(Items from a data source)
______

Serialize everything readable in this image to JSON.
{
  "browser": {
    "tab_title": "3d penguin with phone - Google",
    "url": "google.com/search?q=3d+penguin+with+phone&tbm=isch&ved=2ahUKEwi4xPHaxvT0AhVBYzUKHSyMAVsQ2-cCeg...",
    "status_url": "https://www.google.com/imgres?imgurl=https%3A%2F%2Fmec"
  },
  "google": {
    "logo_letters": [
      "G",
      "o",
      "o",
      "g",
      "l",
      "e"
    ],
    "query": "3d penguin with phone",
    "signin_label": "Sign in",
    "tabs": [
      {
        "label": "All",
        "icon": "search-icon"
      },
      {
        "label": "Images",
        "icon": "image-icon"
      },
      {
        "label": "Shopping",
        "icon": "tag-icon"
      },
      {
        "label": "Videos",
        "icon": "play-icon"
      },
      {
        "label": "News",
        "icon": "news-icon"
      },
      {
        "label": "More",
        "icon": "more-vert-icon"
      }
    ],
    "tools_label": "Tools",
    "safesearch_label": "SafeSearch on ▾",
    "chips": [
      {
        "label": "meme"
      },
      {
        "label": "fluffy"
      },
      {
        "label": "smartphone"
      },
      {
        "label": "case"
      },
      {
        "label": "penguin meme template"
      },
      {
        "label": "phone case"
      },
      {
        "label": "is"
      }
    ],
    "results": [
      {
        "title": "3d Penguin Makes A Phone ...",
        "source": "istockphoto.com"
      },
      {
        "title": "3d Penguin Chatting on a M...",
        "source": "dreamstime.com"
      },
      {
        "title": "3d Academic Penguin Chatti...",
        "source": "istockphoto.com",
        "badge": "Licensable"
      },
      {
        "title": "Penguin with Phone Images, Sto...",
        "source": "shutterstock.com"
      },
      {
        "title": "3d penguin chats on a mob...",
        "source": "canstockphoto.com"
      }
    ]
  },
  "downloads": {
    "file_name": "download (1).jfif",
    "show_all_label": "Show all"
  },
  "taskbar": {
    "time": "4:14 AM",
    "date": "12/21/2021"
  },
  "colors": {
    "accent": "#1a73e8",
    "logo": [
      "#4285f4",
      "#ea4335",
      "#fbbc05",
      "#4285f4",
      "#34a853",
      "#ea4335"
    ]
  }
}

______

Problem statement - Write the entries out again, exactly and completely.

Response -
Serialize everything readable in this image to JSON.
{
  "browser": {
    "tab_title": "3d penguin with phone - Google",
    "url": "google.com/search?q=3d+penguin+with+phone&tbm=isch&ved=2ahUKEwi4xPHaxvT0AhVBYzUKHSyMAVsQ2-cCeg...",
    "status_url": "https://www.google.com/imgres?imgurl=https%3A%2F%2Fmec"
  },
  "google": {
    "logo_letters": [
      "G",
      "o",
      "o",
      "g",
      "l",
      "e"
    ],
    "query": "3d penguin with phone",
    "signin_label": "Sign in",
    "tabs": [
      {
        "label": "All",
        "icon": "search-icon"
      },
      {
        "label": "Images",
        "icon": "image-icon"
      },
      {
        "label": "Shopping",
        "icon": "tag-icon"
      },
      {
        "label": "Videos",
        "icon": "play-icon"
      },
      {
        "label": "News",
        "icon": "news-icon"
      },
      {
        "label": "More",
        "icon": "more-vert-icon"
      }
    ],
    "tools_label": "Tools",
    "safesearch_label": "SafeSearch on ▾",
    "chips": [
      {
        "label": "meme"
      },
      {
        "label": "fluffy"
      },
      {
        "label": "smartphone"
      },
      {
        "label": "case"
      },
      {
        "label": "penguin meme template"
      },
      {
        "label": "phone case"
      },
      {
        "label": "is"
      }
    ],
    "results": [
      {
        "title": "3d Penguin Makes A Phone ...",
        "source": "istockphoto.com"
      },
      {
        "title": "3d Penguin Chatting on a M...",
        "source": "dreamstime.com"
      },
      {
        "title": "3d Academic Penguin Chatti...",
        "source": "istockphoto.com",
        "badge": "Licensable"
      },
      {
        "title": "Penguin with Phone Images, Sto...",
        "source": "shutterstock.com"
      },
      {
        "title": "3d penguin chats on a mob...",
        "source": "canstockphoto.com"
      }
    ]
  },
  "downloads": {
    "file_name": "download (1).jfif",
    "show_all_label": "Show all"
  },
  "taskbar": {
    "time": "4:14 AM",
    "date": "12/21/2021"
  },
  "colors": {
    "accent": "#1a73e8",
    "logo": [
      "#4285f4",
      "#ea4335",
      "#fbbc05",
      "#4285f4",
      "#34a853",
      "#ea4335"
    ]
  }
}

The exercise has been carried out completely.